WHAT TO PRODUCE: Pick out every line in the data below that holds "user".

EXTRACTED RECORDS section start

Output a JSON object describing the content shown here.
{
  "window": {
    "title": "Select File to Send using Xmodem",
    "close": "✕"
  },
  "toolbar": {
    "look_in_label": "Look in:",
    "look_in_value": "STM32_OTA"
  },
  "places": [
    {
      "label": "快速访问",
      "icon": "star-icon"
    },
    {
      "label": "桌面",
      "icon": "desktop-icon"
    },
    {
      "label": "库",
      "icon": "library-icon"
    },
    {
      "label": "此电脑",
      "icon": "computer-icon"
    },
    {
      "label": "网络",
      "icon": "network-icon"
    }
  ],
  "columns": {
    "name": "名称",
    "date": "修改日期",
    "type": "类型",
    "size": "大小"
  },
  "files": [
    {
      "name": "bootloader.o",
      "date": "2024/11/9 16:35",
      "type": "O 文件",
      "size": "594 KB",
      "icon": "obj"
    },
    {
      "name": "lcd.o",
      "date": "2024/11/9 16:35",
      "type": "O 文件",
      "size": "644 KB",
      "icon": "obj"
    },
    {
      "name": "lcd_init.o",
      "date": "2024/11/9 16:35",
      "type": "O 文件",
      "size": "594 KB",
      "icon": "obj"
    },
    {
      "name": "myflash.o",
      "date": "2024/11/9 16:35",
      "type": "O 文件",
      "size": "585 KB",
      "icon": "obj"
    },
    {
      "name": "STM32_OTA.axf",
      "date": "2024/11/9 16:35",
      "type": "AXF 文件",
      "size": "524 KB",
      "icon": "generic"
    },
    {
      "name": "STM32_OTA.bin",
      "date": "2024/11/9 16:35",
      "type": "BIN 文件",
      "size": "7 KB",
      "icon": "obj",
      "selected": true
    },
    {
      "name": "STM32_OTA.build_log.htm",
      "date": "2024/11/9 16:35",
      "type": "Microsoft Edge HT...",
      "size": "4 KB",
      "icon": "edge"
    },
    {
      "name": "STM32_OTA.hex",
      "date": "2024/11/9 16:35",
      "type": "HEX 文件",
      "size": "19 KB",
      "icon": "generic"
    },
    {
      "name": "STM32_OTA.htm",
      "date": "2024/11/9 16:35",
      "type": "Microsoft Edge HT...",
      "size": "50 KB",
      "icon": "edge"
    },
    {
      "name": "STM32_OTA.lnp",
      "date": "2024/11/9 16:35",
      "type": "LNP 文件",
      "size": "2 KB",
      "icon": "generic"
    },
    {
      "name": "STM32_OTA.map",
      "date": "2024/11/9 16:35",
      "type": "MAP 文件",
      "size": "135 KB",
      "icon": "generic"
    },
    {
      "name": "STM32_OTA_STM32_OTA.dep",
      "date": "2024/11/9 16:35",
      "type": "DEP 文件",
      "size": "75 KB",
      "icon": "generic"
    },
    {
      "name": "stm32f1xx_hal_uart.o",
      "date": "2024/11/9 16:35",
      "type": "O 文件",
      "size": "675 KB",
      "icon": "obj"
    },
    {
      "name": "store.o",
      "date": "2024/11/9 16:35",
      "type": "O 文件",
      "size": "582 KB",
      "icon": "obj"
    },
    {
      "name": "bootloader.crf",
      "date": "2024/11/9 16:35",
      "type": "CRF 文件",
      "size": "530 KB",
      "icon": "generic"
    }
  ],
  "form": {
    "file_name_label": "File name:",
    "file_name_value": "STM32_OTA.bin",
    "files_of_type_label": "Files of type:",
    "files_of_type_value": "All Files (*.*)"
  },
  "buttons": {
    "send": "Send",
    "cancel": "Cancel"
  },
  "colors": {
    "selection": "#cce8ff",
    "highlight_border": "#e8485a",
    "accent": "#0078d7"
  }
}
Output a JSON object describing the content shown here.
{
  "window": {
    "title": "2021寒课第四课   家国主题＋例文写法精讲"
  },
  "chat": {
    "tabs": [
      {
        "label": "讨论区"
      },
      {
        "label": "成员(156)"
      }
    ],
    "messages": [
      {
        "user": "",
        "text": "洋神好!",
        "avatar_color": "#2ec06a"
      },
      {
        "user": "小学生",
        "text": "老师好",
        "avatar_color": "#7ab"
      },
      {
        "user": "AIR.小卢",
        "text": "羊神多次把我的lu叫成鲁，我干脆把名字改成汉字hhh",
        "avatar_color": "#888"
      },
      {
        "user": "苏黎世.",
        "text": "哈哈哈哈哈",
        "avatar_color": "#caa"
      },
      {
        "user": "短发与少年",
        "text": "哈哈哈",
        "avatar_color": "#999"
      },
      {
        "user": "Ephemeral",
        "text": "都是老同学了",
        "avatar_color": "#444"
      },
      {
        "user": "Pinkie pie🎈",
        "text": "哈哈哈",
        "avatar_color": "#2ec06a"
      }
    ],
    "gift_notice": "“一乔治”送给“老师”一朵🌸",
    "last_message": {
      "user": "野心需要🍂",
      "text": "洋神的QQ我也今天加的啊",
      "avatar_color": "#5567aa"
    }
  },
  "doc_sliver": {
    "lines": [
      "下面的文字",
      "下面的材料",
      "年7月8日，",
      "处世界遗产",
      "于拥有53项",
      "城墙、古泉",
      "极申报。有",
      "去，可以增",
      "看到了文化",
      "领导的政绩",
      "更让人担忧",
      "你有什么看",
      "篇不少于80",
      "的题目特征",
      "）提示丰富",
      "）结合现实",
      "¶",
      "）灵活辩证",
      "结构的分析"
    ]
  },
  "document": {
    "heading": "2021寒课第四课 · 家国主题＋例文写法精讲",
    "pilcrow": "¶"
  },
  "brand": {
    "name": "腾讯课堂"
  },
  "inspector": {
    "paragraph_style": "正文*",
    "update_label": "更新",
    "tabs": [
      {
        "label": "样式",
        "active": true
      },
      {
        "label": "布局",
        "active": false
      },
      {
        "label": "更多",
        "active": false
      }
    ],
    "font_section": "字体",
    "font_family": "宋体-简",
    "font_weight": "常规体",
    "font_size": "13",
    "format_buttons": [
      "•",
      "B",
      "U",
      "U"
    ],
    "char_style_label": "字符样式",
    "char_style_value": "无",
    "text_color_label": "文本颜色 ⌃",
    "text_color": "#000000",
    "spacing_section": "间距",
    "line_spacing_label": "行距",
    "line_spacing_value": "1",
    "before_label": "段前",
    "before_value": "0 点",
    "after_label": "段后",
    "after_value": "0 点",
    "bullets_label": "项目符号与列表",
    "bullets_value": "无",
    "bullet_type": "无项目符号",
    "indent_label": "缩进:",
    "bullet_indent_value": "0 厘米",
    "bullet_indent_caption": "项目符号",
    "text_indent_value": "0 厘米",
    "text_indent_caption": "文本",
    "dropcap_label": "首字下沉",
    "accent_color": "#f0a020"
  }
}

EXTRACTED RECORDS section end

PROBLEM SOLUTION:
        "user": "",
        "user": "小学生",
        "user": "AIR.小卢",
        "user": "苏黎世.",
        "user": "短发与少年",
        "user": "Ephemeral",
        "user": "Pinkie pie🎈",
      "user": "野心需要🍂",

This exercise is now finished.